**TASK**
Write out the following records exactly, each one in full.

**DATA FOR THIS EXERCISE**
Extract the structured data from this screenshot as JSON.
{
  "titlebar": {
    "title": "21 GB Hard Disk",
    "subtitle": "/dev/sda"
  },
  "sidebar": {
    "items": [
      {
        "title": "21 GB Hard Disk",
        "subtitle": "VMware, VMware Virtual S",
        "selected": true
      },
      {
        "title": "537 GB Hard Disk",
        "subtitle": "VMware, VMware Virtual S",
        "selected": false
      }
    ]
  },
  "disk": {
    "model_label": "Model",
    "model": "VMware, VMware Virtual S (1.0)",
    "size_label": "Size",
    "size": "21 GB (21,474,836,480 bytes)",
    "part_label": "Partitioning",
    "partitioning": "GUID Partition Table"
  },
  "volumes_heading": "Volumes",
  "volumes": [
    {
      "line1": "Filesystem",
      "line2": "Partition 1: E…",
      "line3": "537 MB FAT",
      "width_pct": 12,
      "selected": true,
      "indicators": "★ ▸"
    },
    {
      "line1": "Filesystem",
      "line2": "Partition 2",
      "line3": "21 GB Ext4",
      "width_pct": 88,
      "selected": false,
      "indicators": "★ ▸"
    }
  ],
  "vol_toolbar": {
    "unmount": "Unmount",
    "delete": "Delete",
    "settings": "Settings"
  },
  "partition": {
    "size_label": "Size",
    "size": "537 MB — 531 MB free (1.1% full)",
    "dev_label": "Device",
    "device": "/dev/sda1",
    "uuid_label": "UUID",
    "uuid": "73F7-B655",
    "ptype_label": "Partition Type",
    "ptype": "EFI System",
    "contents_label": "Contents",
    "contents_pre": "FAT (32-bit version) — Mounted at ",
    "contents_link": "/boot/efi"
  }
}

**RESULT**
Extract the structured data from this screenshot as JSON.
{
  "titlebar": {
    "title": "21 GB Hard Disk",
    "subtitle": "/dev/sda"
  },
  "sidebar": {
    "items": [
      {
        "title": "21 GB Hard Disk",
        "subtitle": "VMware, VMware Virtual S",
        "selected": true
      },
      {
        "title": "537 GB Hard Disk",
        "subtitle": "VMware, VMware Virtual S",
        "selected": false
      }
    ]
  },
  "disk": {
    "model_label": "Model",
    "model": "VMware, VMware Virtual S (1.0)",
    "size_label": "Size",
    "size": "21 GB (21,474,836,480 bytes)",
    "part_label": "Partitioning",
    "partitioning": "GUID Partition Table"
  },
  "volumes_heading": "Volumes",
  "volumes": [
    {
      "line1": "Filesystem",
      "line2": "Partition 1: E…",
      "line3": "537 MB FAT",
      "width_pct": 12,
      "selected": true,
      "indicators": "★ ▸"
    },
    {
      "line1": "Filesystem",
      "line2": "Partition 2",
      "line3": "21 GB Ext4",
      "width_pct": 88,
      "selected": false,
      "indicators": "★ ▸"
    }
  ],
  "vol_toolbar": {
    "unmount": "Unmount",
    "delete": "Delete",
    "settings": "Settings"
  },
  "partition": {
    "size_label": "Size",
    "size": "537 MB — 531 MB free (1.1% full)",
    "dev_label": "Device",
    "device": "/dev/sda1",
    "uuid_label": "UUID",
    "uuid": "73F7-B655",
    "ptype_label": "Partition Type",
    "ptype": "EFI System",
    "contents_label": "Contents",
    "contents_pre": "FAT (32-bit version) — Mounted at ",
    "contents_link": "/boot/efi"
  }
}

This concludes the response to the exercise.